Barbados has an ambitious plan to reduce its reliance on fossil fuels by 100% and increase its reliance on renewable energy to 100% by 2030. The country is already a leader in this respect in the Caribbean, with a successful solar water heating industry, a recently developed photovoltaic industry, and a growing electric vehicle market. These successes provide a base for future innovations, such as wind power and biofuels.


The Barbados National Energy Policy, developed using a collaborative and inclusive effort, established the framework to move the country towards 100% renewable energy generation. Barbadians, as well as residents, are invited to challenge themselves and their current lifestyles to become Energy Champions, and the website offers several suggestions.


  1. There’s more to the island than beaches! Barbados’ Historic Bridgetown and its Garrison was inscribed on the UNESCO World Heritage list in 2011


This year marks the tenth anniversary of Historic Bridgetown and its Garrison being awarded UNESCO World Heritage status, an outstanding recognition of its historic and cultural significance. The Garrison is also one of eight Cultural Heritage Conservation Areas on the island, with 115 listed buildings – a visit to the Barbados Museum and Historical Society provides an insight into the island’s history and heritage. Bridgetown today is also home to shopping, dining, and great walking where you can soak up its atmosphere and see its many landmarks.


Away from the town, you can sail, surf, explore caves and gullies, go on a food safari, discover music, dance and art. For a small island, there’s an extraordinary number of activities to discover, although if you just want to relax on one of the island’s more than 80 white sand beaches, you can be our guest.


  1. Barbados was among the first countries in the world to introduce a 12-month Welcome Stamp to digital nomads wanting to work remotely


Barbados offers an exceptionally warm welcome to digital nomads looking to work from paradise with the Welcome Stamp, a special 12-month visa enabling non-nationals to reside in Barbados for a full year as remote workers. One of the first countries in the world to introduce such a programme, the idea was championed by Prime Minister Mia Amor Mottley, Q.C, M.P., in order to offer an opportunity for people to work from one of the world’s most loved vacation destinations and to escape some of the stresses associated with Covid-19.


Barbados’ Atlantic Standard time zone means that it’s a convenient location for doing business with the Americas and Europe. Remote workers can make use of a wide variety of coworking space options, or just live the real digital nomad dream and take your laptop to the beach.  Friendly people, efficient business services, reliable high-speed internet, safety and security, and beautiful natural surroundings all combine to make this an ideal choice for those opting to work from home, or work from paradise, as we prefer to think of it.

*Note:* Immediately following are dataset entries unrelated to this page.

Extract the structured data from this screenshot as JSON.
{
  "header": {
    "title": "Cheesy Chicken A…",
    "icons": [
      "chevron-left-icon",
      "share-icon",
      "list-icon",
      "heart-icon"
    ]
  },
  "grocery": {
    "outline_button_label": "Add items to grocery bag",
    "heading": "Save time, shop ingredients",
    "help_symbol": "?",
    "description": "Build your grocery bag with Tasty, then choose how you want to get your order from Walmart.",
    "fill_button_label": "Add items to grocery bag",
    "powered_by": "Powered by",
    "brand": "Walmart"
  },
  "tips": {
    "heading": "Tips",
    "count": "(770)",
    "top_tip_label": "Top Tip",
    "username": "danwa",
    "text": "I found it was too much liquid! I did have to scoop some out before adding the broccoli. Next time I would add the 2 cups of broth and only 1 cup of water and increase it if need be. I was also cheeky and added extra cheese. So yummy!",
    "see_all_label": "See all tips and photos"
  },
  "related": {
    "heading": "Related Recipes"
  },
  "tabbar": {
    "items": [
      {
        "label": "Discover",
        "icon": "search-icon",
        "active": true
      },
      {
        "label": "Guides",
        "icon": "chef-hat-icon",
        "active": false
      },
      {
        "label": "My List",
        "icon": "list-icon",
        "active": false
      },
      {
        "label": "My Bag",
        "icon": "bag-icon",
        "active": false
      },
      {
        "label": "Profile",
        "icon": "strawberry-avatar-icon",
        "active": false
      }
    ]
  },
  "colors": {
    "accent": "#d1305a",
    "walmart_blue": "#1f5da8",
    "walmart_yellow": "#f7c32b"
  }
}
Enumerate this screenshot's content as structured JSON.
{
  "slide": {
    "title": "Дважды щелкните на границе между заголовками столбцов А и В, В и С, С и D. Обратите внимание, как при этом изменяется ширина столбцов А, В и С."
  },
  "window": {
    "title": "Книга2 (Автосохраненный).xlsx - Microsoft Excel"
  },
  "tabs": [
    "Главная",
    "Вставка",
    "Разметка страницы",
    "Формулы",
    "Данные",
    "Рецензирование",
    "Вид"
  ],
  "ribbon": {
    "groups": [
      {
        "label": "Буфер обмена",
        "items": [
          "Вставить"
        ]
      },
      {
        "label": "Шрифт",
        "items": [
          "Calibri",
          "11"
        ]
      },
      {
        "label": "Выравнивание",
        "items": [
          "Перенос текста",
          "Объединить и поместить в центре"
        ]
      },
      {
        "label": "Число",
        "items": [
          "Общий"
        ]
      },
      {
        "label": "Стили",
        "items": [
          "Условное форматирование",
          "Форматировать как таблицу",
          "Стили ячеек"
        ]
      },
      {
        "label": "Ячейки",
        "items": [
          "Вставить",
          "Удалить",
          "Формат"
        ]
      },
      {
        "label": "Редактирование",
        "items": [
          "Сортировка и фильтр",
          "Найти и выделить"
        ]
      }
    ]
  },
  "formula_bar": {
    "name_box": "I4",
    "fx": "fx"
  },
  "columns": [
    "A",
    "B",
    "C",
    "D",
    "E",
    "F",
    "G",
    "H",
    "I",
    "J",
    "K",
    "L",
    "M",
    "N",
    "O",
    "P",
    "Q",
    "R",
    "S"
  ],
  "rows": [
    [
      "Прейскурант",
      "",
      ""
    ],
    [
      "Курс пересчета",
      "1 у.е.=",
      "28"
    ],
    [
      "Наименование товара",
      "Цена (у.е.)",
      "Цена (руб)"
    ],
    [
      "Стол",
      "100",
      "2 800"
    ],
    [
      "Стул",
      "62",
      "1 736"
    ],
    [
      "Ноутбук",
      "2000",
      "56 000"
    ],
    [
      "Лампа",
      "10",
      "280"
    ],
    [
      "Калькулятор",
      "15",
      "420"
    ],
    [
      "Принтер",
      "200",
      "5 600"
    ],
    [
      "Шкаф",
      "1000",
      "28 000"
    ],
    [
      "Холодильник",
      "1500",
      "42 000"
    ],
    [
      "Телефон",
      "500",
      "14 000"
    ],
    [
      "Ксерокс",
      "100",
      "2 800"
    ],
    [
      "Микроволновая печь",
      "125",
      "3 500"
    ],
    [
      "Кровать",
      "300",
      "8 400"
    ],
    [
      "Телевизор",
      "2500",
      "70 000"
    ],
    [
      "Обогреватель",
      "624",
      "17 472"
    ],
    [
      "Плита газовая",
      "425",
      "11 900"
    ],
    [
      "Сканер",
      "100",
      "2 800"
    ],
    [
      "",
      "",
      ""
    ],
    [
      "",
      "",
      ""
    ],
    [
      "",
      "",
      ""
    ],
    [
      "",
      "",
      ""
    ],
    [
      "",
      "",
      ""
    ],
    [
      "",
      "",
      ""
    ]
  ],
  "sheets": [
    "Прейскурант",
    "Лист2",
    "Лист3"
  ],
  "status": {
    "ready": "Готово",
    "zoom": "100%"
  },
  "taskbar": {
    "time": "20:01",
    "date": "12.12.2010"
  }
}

  1. Barbados will become a Republic on November 30, 2021


Barbados will transition to a Republic on November 30, 2021 with Dame Sandra Mason becoming the first Barbadian Head of State. Barbados will continue to fly the same flag, celebrate the same Independence Day, use the same currency, and maintain the same name – Barbados – when it changes status.


Join us at the Barbados Pavilion at Expo 2020 Dubai to learn more about our island. Located in the Mobility District, you’re guaranteed a warm welcome from our team who are excited to connect with visitors from the United Arab Emirates and around the world. With the theme “Innovation and Transformation… From Sugar Cane to Blockchain”, join us to discover who we are, where we came from and where we’re going, as well as our innovative heritage, agricultural past, economic growth, and our vision and innovations in sustainable and digital technologies. We look forward to welcoming you!